Website and app data records
# # # # #
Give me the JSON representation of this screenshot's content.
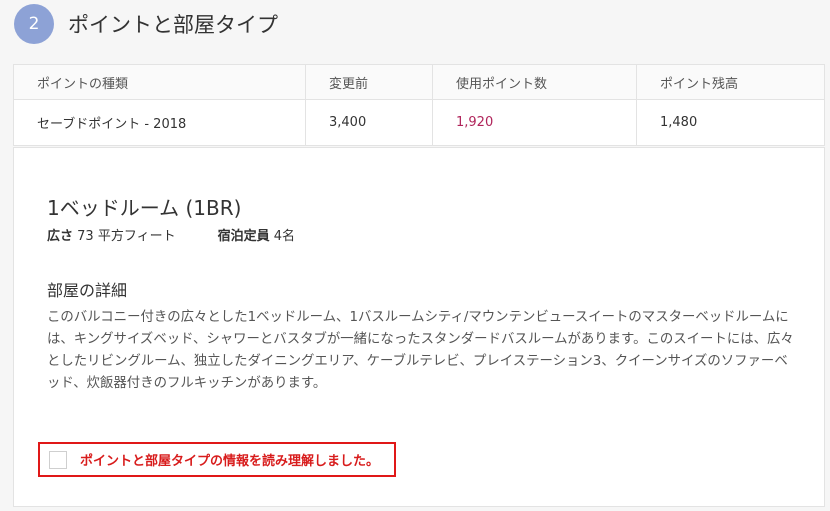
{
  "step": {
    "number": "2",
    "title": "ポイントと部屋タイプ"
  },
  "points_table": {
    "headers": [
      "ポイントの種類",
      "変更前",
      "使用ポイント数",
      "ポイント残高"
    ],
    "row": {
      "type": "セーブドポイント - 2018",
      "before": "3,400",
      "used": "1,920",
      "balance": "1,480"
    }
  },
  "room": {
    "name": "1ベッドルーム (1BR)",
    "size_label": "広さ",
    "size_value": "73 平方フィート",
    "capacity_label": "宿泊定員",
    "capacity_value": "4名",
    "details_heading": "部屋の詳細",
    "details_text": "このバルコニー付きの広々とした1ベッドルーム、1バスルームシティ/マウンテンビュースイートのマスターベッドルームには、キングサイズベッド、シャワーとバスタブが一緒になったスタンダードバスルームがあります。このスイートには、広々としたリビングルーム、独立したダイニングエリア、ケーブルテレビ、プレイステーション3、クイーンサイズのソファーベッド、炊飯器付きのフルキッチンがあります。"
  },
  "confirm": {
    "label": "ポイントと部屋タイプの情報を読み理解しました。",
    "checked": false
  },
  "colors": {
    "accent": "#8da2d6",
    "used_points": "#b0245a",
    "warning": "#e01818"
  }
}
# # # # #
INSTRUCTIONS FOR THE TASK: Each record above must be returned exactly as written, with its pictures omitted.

YOUR SOLUTION:
Give me the JSON representation of this screenshot's content.
{
  "step": {
    "number": "2",
    "title": "ポイントと部屋タイプ"
  },
  "points_table": {
    "headers": [
      "ポイントの種類",
      "変更前",
      "使用ポイント数",
      "ポイント残高"
    ],
    "row": {
      "type": "セーブドポイント - 2018",
      "before": "3,400",
      "used": "1,920",
      "balance": "1,480"
    }
  },
  "room": {
    "name": "1ベッドルーム (1BR)",
    "size_label": "広さ",
    "size_value": "73 平方フィート",
    "capacity_label": "宿泊定員",
    "capacity_value": "4名",
    "details_heading": "部屋の詳細",
    "details_text": "このバルコニー付きの広々とした1ベッドルーム、1バスルームシティ/マウンテンビュースイートのマスターベッドルームには、キングサイズベッド、シャワーとバスタブが一緒になったスタンダードバスルームがあります。このスイートには、広々としたリビングルーム、独立したダイニングエリア、ケーブルテレビ、プレイステーション3、クイーンサイズのソファーベッド、炊飯器付きのフルキッチンがあります。"
  },
  "confirm": {
    "label": "ポイントと部屋タイプの情報を読み理解しました。",
    "checked": false
  },
  "colors": {
    "accent": "#8da2d6",
    "used_points": "#b0245a",
    "warning": "#e01818"
  }
}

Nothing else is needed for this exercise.